Resting in the heart of Jerusalem’s Old City is Hezekiah’s Pool, standing empty of water and to which access is blocked – three dunams of barren and neglected space within a walled, crowded and tightly packed city where the struggle for every piece of land intensifies. In the past, before the city was connected to the modern water infrastructure, irrigating Jerusalem and providing water for its inhabitants constituted an awesome challenge, in light of the city’s climate and topographical conditions. Despite the fact that the city’s population was diverse and conflict-stricken, this particular challenge transcended religion, race and gender, with residents coming together for the sake of creating a shared water infrastructure. The water infrastructure, and Hezekiah’s Pool within it, offered a meeting place for various sectors of the population – all of whom needed water to survive. Thus, the rhythm of daily life overpowered divisive ideologies.
The years-long history of the city has saturated it with monuments. As such, the city is replete with diverse ideologies, which dictate its routine – beginning with the subsistence radius of its inhabitants and ending with the attraction of tourists from all around the world. Daily life in the city was subordinated, with basic living space – where opportunity could exist for neutral, “secular” encounters – becoming scarce.

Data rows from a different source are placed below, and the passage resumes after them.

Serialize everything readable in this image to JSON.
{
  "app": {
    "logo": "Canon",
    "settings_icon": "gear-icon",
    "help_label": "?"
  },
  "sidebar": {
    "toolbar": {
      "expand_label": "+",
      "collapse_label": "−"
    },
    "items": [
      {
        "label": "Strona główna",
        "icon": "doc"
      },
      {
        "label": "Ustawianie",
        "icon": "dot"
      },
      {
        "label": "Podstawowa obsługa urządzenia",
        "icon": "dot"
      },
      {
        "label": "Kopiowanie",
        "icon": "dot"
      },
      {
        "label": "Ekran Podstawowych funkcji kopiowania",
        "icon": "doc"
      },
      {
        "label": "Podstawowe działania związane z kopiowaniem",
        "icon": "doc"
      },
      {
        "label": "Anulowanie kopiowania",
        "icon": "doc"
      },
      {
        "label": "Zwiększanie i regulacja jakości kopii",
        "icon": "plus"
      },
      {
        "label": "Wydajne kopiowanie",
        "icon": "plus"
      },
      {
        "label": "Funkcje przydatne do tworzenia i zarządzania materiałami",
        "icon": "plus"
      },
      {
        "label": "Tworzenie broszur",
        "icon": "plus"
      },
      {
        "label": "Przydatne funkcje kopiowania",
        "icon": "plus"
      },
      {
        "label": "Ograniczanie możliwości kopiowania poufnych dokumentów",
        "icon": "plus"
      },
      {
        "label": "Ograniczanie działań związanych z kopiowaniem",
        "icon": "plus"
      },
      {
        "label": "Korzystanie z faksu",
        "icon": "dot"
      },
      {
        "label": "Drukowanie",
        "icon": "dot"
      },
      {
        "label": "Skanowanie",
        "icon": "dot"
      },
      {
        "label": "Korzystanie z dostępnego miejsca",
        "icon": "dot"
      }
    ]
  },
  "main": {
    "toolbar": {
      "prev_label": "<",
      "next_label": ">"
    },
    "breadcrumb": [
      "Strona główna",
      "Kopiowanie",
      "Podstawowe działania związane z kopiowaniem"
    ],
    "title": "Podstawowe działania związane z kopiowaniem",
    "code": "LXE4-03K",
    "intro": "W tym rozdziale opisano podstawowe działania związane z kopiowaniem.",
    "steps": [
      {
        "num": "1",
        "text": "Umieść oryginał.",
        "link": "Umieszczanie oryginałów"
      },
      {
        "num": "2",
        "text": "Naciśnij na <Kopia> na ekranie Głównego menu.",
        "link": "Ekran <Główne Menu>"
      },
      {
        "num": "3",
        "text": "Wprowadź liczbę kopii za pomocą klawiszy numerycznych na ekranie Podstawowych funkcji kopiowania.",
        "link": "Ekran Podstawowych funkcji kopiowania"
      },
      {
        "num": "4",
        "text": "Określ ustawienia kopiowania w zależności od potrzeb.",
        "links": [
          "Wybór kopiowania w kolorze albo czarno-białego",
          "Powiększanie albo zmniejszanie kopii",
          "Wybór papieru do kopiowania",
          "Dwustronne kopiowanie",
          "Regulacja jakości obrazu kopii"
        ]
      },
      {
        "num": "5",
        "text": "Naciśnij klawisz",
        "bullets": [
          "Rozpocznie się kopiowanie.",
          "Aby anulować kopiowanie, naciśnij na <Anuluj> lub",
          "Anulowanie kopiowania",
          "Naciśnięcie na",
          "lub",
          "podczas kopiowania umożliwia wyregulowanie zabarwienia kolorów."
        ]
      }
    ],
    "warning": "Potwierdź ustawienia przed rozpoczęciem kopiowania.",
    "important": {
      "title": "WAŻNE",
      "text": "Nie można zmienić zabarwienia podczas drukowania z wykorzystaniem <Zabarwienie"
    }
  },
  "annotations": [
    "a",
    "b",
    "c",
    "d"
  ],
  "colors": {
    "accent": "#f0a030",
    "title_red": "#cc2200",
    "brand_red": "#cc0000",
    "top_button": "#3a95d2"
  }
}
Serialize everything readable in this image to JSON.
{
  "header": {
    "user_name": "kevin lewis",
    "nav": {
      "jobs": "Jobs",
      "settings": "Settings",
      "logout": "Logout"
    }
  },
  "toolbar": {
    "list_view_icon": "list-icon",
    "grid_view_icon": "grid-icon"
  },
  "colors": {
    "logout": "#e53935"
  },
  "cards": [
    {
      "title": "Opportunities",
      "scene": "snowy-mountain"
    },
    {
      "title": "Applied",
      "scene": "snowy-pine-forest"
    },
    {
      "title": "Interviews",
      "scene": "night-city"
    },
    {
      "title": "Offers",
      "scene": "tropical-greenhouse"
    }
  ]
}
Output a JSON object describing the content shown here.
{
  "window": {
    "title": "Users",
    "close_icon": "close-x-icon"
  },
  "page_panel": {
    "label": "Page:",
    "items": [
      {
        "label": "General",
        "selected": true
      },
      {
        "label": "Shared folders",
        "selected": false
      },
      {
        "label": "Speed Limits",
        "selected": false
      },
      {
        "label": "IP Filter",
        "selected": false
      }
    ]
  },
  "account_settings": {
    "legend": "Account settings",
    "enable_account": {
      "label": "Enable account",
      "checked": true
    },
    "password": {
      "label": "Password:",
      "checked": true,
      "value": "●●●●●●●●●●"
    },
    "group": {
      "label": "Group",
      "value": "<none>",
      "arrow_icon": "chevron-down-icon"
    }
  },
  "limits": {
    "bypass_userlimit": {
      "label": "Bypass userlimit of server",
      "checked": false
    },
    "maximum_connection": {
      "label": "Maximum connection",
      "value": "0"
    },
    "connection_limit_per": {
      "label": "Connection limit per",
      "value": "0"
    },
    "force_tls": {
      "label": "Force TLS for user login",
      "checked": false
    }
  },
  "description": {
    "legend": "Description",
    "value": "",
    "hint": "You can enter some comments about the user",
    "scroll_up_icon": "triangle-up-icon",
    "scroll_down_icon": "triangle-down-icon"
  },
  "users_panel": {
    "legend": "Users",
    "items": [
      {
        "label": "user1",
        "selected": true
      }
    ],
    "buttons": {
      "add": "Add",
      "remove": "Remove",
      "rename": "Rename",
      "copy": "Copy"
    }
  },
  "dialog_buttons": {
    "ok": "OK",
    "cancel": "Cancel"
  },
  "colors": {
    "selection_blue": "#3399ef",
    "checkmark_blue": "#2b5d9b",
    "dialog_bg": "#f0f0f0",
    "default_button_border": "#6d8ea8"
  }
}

This project examines the possibility of revitalizing the abandoned pool and bringing the local population back to this public space – as in the past.